	at org.apache.geode.internal.cache.LocalRegion.put(LocalRegion.java:1635)
	at org.apache.geode.internal.cache.AbstractRegion.put(AbstractRegion.java:442)
	at Main.main(Main.java:21)
Caused by: org.apache.geode.security.NotAuthorizedException: appDeveloper not authorized for DATA:WRITE:helloWorld:1
	at org.apache.geode.internal.security.IntegratedSecurityService.authorize(IntegratedSecurityService.java:292)
	at org.apache.geode.internal.security.IntegratedSecurityService.authorize(IntegratedSecurityService.java:275)
	at org.apache.geode.internal.security.IntegratedSecurityService.authorize(IntegratedSecurityService.java:269)
	at org.apache.geode.internal.cache.tier.sockets.command.Put70.cmdExecute(Put70.java:246)
	at org.apache.geode.internal.cache.tier.sockets.BaseCommand.execute(BaseCommand.java:187)
	at org.apache.geode.internal.cache.tier.sockets.ServerConnection.doNormalMessage(ServerConnection.java:881)
	at org.apache.geode.internal.cache.tier.sockets.ServerConnection.doOneMessage(ServerConnection.java:1070)
	at org.apache.geode.internal.cache.tier.sockets.ServerConnection.run(ServerConnection.java:1344)
	at java.util.concurrent.ThreadPoolExecutor.runWorker(ThreadPoolExecutor.java:1149)
	at java.util.concurrent.ThreadPoolExecutor$Worker.run(ThreadPoolExecutor.java:624)
	at org.apache.geode.internal.cache.tier.sockets.AcceptorImpl.lambda$initializeServerConnectionThreadPool$3(AcceptorImpl.java:690)
	at org.apache.geode.logging.internal.executors.LoggingThreadFactory.lambda$newThread$0(LoggingThreadFactory.java:120)
	at java.lang.Thread.run(Thread.java:748)
Caused by: org.apache.shiro.authz.UnauthorizedException: Subject does not have permission [DATA:WRITE:helloWorld:1]
	at org.apache.shiro.authz.ModularRealmAuthorizer.checkPermission(ModularRealmAuthorizer.java:334)
	at org.apache.shiro.mgt.AuthorizingSecurityManager.checkPermission(AuthorizingSecurityManager.java:141)
	at org.apache.shiro.subject.support.DelegatingSubject.checkPermission(DelegatingSubject.java:214)
	at org.apache.geode.internal.security.IntegratedSecurityService.authorize(IntegratedSecurityService.java:288)
	... 12 more

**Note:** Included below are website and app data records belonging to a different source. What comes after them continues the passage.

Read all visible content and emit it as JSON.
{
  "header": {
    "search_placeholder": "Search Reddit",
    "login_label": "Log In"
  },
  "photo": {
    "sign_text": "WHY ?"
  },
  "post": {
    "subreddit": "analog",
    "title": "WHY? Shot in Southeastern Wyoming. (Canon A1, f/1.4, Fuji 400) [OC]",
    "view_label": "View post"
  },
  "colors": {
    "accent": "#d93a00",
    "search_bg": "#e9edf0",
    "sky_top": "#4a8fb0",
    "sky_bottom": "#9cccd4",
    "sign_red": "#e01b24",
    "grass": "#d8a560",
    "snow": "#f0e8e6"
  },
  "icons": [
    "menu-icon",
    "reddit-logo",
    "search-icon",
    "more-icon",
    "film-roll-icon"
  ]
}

Process finished with exit code 1

You can see the error message points to an org.apache.geode.security.NotAuthorizedException: appDeveloper not authorized for DATA:WRITE:helloWorld:1, showing that the appDeveloper does not have the correct permissions to write to the cluster.


What’s next?

Working through this article, you learned how to:

  • Create your own custom GemFire SecurityManager implementation that can authenticate and authorize
  • Start a GemFire cluster using a custom SecurityManager
  • Create a Java client that can securely interact with a secured GemFire cluster.

In a future article will take a more in-depth look at how to implement a SecurityManager that interacts with a token-based authentication and authorization system, such as an OAuth2 or Kerberos server.